§ **WHAT YOU ARE ASKED TO DO**: For the word "price", state how many lines below contain it. Give no other text.

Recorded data
_____
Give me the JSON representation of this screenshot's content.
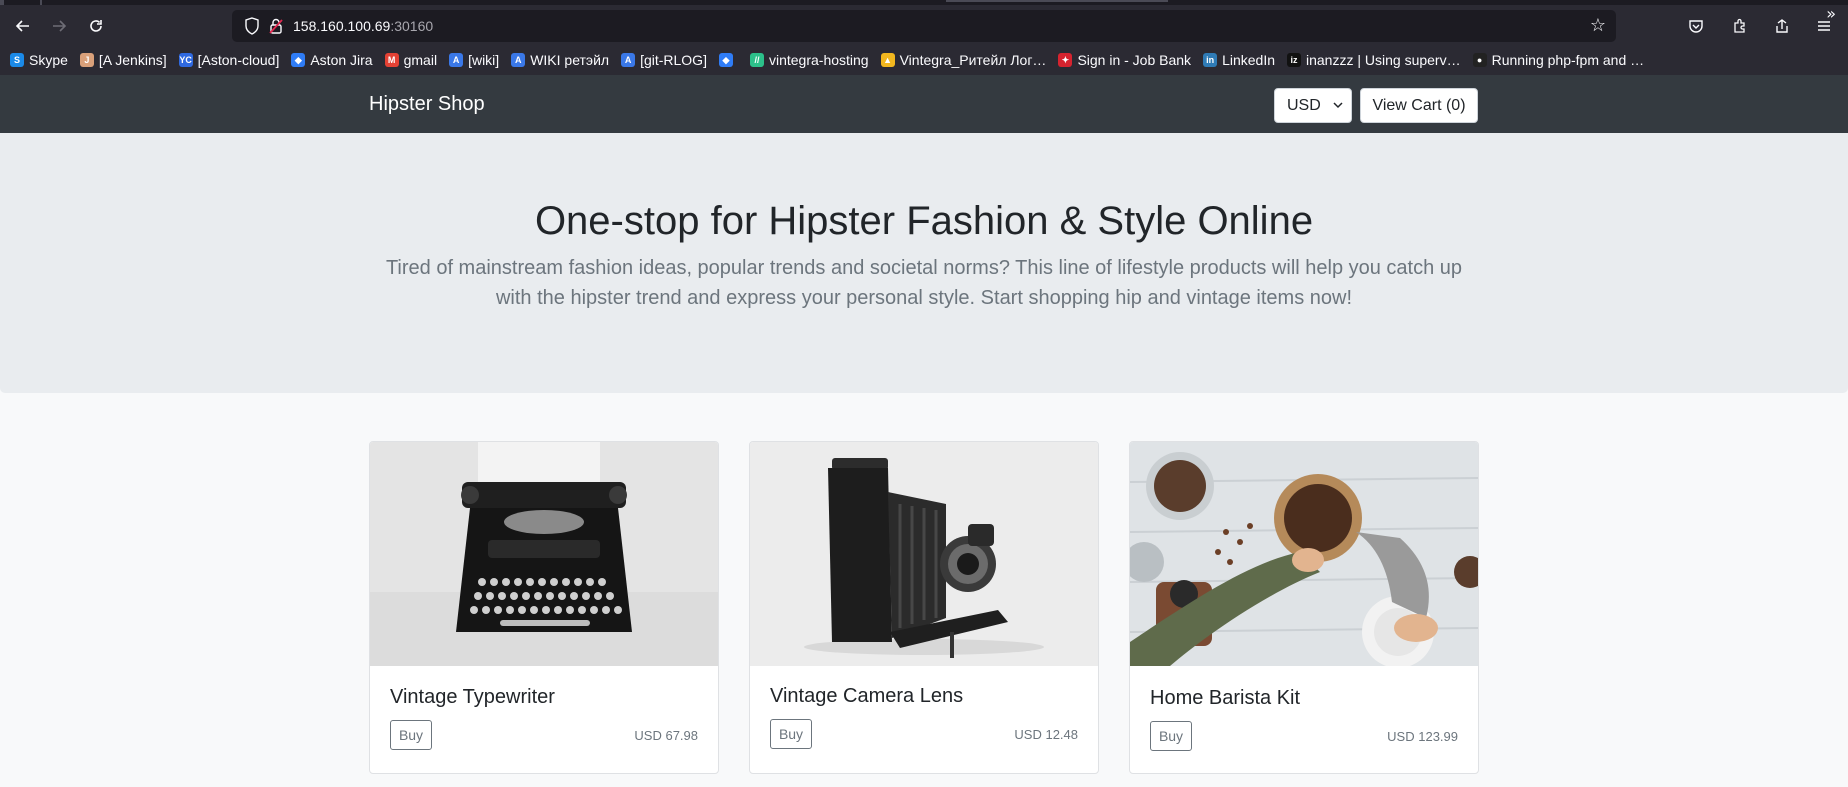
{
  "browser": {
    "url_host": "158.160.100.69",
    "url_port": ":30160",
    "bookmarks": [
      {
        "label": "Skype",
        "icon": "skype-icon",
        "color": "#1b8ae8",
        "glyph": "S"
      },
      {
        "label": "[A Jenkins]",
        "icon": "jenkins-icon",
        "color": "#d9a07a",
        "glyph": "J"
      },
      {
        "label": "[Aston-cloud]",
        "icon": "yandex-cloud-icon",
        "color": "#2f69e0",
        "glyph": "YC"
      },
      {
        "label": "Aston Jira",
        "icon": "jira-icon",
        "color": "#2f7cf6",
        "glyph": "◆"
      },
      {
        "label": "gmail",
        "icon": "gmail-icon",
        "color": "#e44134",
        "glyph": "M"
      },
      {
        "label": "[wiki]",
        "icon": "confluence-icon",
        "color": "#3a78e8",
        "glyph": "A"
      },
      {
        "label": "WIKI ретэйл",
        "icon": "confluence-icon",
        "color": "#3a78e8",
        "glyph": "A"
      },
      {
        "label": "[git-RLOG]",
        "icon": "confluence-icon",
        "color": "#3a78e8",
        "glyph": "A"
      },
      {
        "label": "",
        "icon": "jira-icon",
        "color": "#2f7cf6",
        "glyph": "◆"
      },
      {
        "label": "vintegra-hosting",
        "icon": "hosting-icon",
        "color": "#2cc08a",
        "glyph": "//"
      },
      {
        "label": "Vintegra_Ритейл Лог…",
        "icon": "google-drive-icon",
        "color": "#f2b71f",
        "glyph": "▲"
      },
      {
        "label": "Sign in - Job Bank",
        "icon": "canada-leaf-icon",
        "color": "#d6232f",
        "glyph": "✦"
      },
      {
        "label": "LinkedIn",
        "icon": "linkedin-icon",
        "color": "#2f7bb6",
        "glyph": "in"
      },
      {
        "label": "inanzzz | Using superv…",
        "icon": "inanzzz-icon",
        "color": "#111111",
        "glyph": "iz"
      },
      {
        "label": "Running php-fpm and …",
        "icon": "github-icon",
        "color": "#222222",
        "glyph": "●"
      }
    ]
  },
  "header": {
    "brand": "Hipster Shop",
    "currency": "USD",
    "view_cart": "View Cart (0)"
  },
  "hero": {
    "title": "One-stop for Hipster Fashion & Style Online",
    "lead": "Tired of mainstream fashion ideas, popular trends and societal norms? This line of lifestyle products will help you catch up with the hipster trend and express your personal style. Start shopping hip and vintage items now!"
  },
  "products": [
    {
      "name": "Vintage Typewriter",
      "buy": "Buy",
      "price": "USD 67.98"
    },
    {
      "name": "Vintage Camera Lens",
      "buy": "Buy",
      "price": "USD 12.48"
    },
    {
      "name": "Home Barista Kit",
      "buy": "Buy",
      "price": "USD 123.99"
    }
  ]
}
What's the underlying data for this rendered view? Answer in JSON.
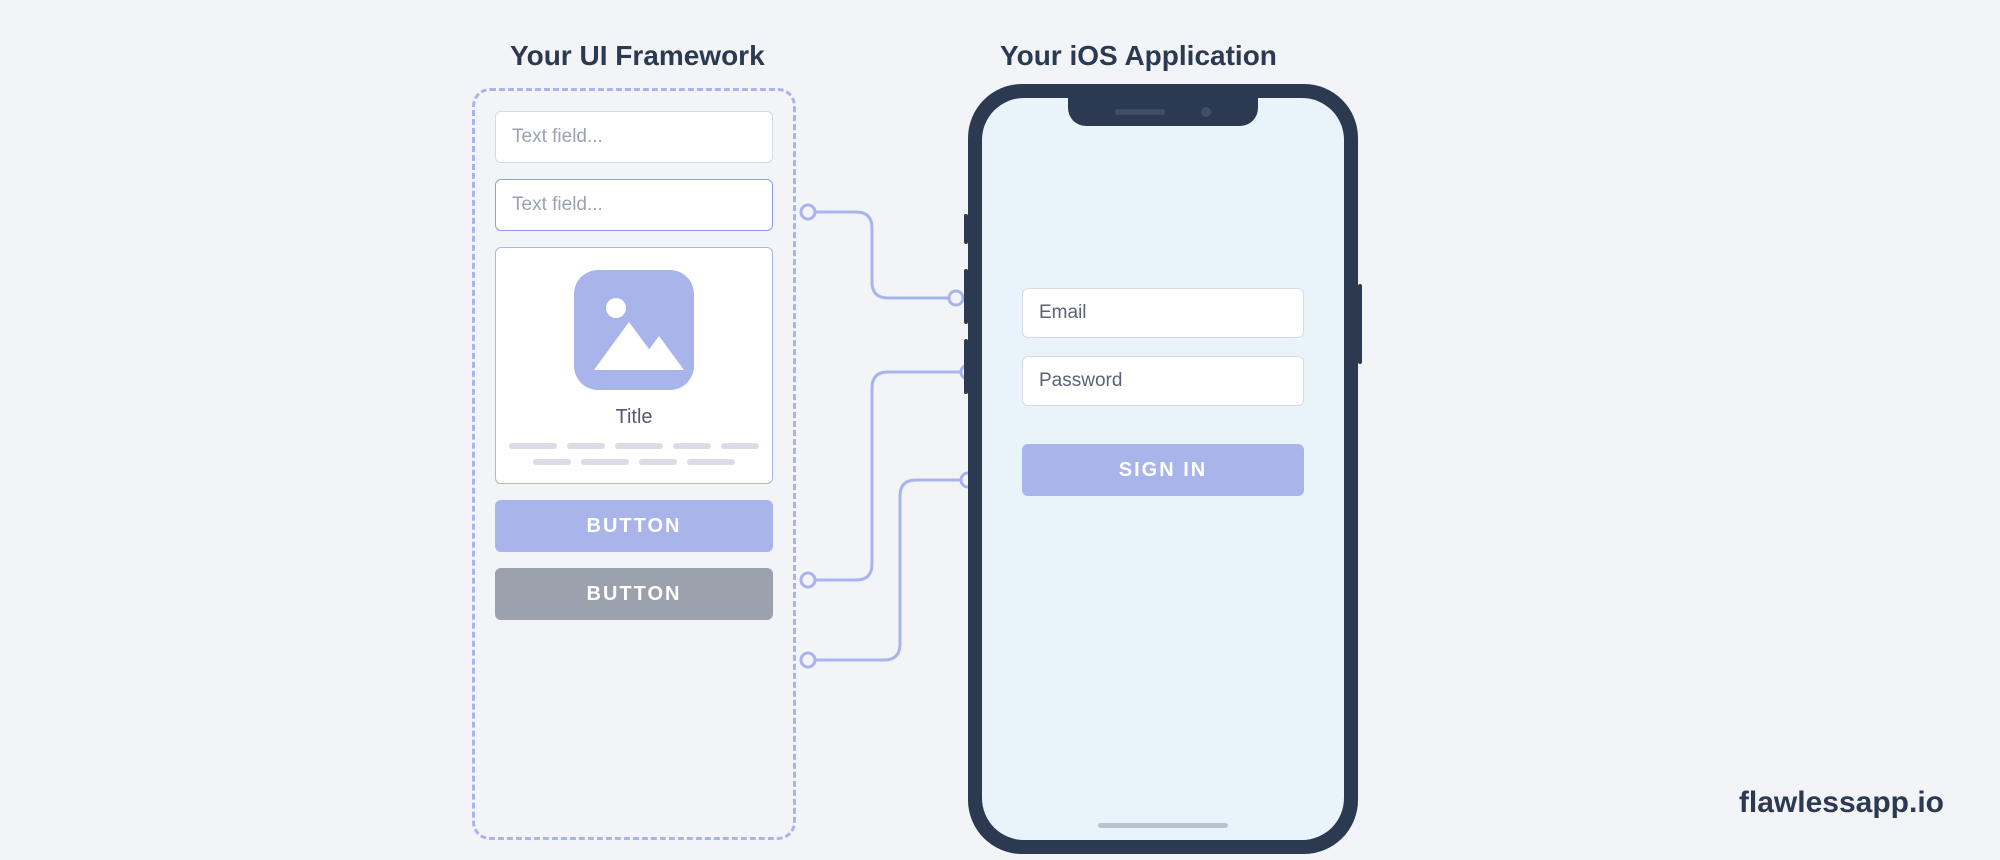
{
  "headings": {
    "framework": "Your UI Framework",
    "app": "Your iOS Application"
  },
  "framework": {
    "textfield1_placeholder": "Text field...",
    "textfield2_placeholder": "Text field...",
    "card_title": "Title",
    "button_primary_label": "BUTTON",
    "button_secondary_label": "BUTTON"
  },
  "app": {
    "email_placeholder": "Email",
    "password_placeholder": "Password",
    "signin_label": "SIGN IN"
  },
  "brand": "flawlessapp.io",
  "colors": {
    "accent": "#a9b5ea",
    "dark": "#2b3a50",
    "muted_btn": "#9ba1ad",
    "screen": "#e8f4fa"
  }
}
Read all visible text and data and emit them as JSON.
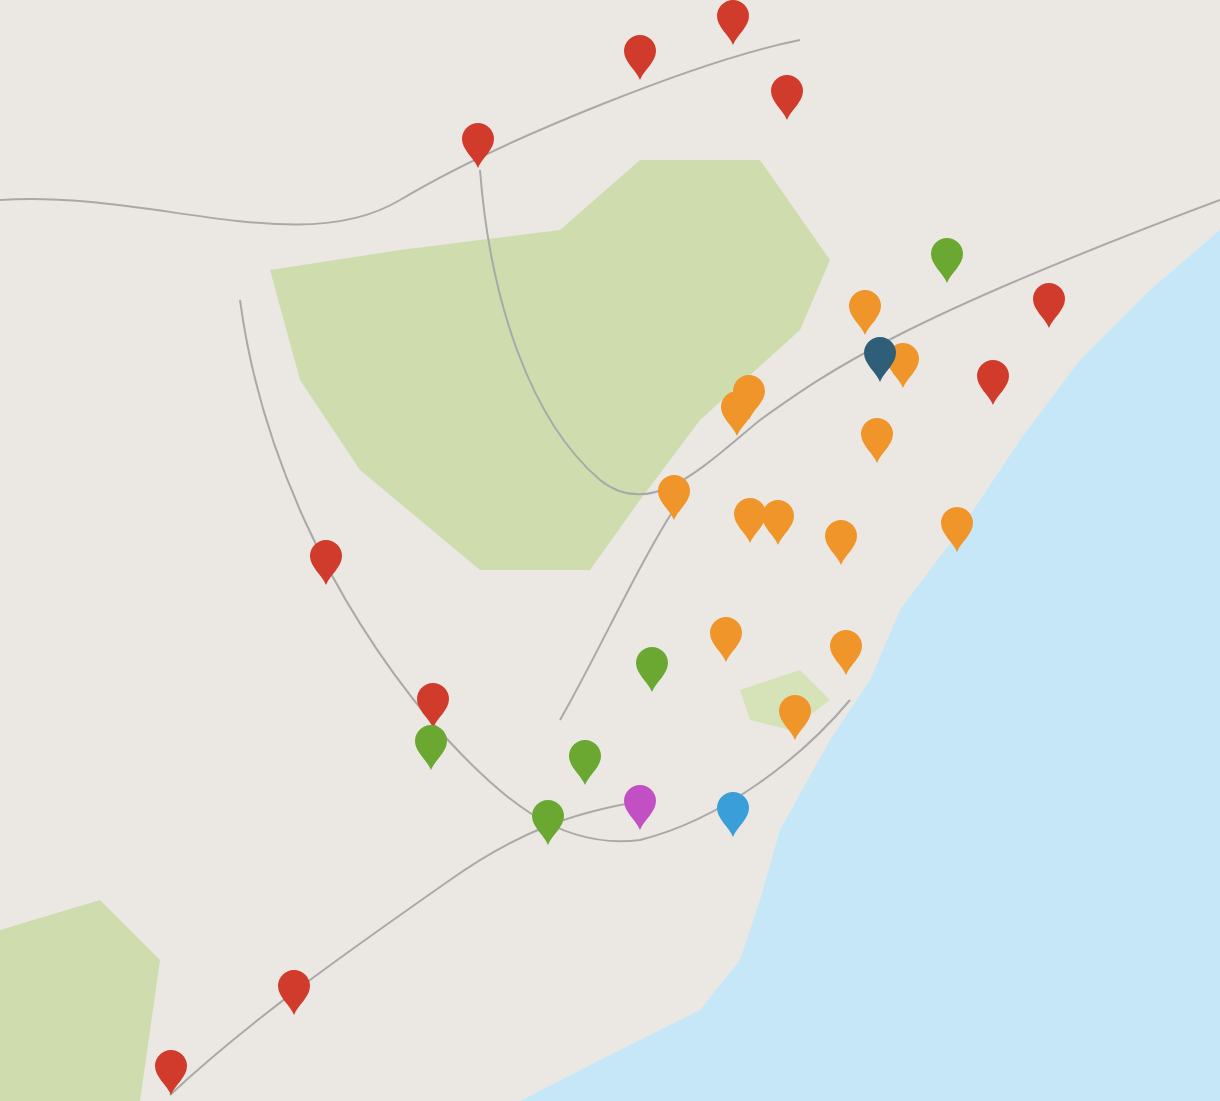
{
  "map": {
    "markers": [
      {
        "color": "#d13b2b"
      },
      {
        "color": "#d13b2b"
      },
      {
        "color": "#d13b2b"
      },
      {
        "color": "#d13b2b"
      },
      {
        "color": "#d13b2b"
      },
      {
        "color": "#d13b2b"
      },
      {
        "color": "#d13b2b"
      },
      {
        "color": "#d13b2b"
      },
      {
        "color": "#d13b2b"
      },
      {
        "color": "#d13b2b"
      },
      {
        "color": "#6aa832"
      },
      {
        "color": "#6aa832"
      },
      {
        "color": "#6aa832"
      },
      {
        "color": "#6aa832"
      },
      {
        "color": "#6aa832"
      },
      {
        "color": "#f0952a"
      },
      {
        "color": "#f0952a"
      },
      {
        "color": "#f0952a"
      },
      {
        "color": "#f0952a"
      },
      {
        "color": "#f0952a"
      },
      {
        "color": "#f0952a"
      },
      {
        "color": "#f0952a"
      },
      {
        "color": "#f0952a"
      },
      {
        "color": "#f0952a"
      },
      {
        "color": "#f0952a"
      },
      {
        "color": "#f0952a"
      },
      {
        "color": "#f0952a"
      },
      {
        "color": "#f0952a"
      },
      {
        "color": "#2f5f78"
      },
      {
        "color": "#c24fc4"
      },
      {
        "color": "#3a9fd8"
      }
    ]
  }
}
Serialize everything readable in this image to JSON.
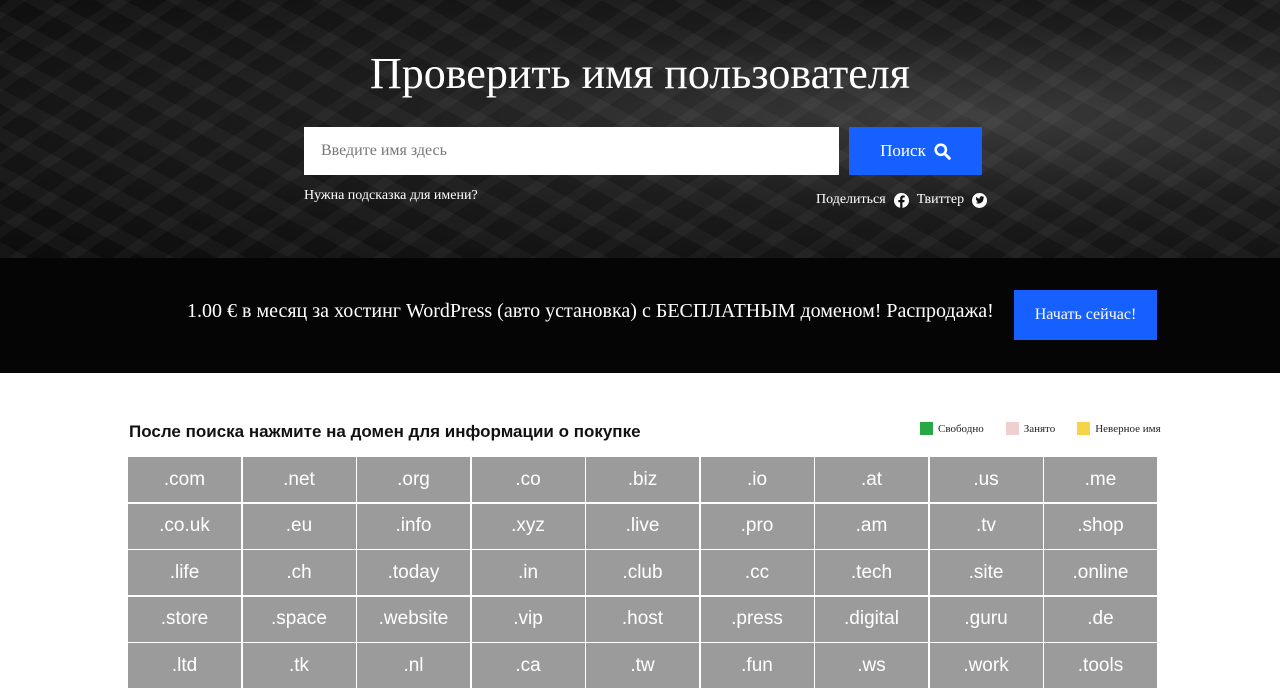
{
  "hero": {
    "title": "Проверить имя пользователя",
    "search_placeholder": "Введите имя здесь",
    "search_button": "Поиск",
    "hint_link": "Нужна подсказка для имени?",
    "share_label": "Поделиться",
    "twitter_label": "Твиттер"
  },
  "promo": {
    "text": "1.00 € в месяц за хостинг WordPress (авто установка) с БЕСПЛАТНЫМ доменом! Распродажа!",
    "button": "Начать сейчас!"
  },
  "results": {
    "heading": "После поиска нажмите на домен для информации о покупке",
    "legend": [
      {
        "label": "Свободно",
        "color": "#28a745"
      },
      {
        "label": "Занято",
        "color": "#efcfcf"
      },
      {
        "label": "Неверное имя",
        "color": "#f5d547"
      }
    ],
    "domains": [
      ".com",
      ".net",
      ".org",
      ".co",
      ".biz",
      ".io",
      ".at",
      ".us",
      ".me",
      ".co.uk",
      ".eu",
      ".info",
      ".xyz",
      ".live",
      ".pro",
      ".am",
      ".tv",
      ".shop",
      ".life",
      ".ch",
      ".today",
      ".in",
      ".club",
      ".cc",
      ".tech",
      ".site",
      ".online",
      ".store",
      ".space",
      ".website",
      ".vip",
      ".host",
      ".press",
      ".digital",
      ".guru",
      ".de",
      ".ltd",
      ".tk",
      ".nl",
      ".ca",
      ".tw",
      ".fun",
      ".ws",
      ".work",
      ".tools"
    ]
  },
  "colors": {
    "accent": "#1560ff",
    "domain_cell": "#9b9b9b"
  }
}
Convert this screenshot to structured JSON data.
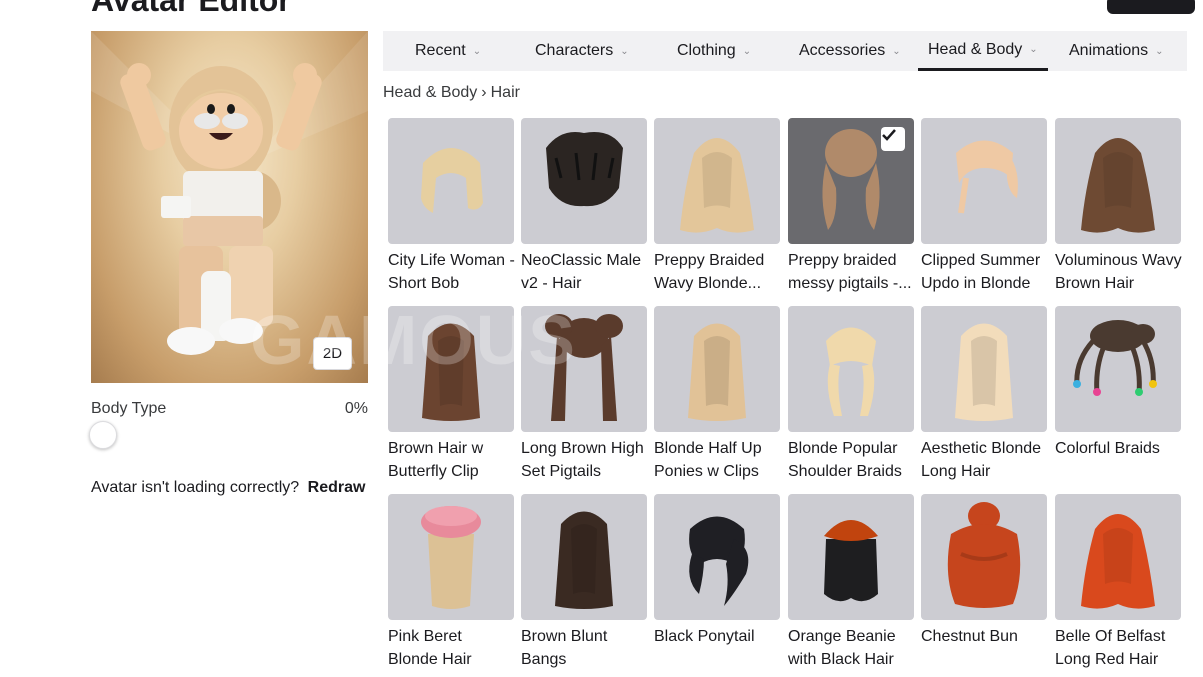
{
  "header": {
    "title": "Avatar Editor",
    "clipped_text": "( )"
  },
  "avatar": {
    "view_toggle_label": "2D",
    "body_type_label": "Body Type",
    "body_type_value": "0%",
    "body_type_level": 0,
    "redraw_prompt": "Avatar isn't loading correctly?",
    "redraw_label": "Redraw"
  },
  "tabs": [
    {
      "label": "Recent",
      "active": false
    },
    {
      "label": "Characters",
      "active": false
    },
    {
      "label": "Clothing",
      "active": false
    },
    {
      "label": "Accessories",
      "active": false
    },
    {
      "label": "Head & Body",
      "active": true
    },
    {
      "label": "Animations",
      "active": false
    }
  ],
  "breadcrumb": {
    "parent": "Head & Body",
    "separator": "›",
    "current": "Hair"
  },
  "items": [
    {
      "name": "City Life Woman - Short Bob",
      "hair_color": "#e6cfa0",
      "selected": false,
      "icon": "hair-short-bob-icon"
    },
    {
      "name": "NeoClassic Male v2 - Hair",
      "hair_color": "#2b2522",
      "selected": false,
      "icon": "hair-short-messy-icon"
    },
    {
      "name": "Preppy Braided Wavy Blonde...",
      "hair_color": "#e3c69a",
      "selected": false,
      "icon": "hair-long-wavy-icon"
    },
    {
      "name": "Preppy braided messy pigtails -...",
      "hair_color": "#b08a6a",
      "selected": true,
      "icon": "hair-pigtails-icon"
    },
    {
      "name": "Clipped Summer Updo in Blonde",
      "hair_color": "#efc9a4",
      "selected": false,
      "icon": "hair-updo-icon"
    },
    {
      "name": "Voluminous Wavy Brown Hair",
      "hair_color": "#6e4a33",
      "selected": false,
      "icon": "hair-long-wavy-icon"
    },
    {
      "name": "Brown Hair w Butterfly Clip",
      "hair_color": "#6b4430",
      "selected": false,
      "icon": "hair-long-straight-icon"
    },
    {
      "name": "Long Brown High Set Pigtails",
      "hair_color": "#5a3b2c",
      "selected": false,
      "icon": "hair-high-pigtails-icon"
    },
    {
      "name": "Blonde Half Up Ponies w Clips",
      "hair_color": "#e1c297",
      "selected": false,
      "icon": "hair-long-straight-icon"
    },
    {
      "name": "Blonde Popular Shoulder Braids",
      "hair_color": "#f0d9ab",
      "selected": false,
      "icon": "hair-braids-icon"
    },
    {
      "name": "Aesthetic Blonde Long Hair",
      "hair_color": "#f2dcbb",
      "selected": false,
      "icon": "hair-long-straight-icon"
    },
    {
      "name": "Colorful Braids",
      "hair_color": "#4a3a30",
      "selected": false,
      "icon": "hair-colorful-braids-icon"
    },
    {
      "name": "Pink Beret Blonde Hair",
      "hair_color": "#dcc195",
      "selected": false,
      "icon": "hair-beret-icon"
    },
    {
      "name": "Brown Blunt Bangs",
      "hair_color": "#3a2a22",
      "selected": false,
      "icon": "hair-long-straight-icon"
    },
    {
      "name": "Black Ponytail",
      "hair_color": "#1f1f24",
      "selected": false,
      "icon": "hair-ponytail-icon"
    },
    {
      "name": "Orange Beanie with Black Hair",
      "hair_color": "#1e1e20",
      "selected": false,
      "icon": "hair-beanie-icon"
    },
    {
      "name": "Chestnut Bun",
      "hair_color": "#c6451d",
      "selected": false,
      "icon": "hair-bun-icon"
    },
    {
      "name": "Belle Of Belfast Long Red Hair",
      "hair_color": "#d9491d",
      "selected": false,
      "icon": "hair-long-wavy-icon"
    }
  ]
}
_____
§ **ANSWER BELOW**: 3